◆ **Your instructions**
Read the records below and report each line in which "JSON" occurs.

Entries from a dataset of interfaces

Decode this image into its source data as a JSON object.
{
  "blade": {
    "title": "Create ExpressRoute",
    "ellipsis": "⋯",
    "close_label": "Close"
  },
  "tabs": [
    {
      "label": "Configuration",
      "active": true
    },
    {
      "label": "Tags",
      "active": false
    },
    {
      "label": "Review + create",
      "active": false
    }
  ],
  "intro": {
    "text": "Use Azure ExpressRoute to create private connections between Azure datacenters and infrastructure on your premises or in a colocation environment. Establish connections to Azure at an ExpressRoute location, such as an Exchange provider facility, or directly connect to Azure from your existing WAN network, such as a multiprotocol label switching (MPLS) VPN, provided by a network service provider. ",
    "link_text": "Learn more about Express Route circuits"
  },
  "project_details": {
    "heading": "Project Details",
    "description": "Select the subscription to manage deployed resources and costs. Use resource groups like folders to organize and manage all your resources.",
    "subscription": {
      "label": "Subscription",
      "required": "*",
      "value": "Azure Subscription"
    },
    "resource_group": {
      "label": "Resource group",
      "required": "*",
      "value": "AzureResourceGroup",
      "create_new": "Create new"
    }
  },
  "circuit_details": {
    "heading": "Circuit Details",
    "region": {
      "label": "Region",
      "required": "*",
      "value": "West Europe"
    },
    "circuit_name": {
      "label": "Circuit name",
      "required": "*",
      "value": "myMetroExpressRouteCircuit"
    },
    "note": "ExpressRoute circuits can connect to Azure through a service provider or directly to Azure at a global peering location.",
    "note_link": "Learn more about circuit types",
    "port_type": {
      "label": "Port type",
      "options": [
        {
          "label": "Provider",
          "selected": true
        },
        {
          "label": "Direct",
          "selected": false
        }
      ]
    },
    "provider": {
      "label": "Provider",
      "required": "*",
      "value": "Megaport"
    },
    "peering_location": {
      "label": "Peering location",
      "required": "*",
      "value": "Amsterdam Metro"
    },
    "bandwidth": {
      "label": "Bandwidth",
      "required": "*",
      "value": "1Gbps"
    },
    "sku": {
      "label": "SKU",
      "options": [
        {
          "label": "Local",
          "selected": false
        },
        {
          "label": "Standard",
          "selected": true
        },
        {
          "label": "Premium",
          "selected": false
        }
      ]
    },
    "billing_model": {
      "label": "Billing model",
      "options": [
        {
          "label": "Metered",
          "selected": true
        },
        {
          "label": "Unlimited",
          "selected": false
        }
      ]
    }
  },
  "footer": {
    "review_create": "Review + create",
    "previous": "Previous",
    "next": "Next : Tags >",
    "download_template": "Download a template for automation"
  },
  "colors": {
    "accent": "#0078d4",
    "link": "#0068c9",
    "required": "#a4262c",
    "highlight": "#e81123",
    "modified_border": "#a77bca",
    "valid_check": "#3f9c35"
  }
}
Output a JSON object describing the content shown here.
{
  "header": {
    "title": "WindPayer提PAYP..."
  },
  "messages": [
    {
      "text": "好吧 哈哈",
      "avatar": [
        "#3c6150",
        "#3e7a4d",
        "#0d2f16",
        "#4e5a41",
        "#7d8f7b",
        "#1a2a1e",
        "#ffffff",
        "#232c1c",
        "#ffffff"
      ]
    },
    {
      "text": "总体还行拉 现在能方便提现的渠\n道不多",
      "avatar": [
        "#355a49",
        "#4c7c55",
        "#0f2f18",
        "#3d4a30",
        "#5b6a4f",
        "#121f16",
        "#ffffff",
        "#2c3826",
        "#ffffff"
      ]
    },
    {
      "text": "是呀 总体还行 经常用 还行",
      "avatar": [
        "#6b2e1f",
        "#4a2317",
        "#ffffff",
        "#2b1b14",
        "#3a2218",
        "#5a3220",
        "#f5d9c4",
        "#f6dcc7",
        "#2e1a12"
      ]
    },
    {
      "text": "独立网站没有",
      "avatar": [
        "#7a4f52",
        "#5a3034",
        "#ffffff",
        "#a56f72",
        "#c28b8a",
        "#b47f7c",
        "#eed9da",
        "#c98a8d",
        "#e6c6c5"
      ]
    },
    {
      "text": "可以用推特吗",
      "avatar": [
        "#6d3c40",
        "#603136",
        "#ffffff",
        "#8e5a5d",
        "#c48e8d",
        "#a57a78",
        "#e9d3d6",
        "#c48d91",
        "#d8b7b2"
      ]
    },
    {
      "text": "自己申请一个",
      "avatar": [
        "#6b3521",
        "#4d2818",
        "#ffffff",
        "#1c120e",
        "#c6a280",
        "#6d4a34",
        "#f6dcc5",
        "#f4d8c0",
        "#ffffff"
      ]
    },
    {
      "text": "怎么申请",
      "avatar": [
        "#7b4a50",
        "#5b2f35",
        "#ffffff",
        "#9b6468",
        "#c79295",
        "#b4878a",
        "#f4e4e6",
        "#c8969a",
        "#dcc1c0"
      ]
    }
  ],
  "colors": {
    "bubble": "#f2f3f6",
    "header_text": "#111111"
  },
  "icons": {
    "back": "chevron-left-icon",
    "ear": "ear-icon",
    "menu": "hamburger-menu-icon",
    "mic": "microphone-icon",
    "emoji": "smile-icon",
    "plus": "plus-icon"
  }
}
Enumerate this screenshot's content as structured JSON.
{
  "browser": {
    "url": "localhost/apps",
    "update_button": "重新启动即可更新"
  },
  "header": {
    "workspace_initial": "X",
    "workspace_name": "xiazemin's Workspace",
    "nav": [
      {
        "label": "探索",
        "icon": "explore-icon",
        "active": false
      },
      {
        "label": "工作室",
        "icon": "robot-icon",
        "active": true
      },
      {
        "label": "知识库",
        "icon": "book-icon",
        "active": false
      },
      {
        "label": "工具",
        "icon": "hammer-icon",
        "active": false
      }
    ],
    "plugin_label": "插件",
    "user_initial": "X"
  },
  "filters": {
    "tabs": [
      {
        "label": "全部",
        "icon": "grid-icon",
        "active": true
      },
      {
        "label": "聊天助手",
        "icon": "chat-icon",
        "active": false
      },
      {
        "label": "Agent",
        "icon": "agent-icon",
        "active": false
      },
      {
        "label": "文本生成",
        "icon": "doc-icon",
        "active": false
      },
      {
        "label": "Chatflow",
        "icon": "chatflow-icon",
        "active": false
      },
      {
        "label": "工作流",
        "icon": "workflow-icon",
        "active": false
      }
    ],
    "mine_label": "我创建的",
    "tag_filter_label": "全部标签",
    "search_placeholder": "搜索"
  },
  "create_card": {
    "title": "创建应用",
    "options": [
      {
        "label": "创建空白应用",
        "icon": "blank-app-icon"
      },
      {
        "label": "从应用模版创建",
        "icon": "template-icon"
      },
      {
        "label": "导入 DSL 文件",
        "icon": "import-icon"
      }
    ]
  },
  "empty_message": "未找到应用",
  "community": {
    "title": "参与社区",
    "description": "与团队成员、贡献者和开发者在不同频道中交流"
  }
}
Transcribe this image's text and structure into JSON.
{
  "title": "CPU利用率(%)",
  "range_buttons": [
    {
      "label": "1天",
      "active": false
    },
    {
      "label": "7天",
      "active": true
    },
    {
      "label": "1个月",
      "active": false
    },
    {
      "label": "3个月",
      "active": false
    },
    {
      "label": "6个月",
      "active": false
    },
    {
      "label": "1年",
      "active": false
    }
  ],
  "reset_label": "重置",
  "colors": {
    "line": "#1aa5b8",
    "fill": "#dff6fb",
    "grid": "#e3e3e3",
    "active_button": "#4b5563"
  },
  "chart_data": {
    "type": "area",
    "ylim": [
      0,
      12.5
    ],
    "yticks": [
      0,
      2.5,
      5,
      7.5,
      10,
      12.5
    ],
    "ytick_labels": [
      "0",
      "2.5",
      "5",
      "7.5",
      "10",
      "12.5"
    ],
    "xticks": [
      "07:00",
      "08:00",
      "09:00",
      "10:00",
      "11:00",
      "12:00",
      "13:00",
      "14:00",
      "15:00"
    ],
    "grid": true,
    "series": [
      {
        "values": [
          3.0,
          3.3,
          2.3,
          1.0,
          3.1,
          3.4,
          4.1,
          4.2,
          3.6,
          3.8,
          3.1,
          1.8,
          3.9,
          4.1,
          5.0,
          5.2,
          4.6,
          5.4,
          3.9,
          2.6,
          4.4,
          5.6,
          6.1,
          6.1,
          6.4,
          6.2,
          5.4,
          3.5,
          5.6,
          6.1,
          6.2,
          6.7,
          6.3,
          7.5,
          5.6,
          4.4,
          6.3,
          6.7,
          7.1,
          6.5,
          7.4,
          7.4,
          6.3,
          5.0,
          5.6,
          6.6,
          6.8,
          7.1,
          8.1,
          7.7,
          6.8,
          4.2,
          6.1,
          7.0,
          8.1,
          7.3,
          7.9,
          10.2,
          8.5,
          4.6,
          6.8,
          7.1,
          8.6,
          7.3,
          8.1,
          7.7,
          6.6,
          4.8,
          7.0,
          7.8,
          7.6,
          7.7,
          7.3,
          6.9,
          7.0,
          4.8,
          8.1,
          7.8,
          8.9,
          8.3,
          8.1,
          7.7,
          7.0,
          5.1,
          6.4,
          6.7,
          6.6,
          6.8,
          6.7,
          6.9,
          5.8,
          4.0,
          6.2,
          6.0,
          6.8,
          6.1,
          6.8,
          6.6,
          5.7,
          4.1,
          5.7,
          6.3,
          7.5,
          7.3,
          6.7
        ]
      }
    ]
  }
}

◆ **Solved exercise**
Decode this image into its source data as a JSON object.
Output a JSON object describing the content shown here.
Enumerate this screenshot's content as structured JSON.
Transcribe this image's text and structure into JSON.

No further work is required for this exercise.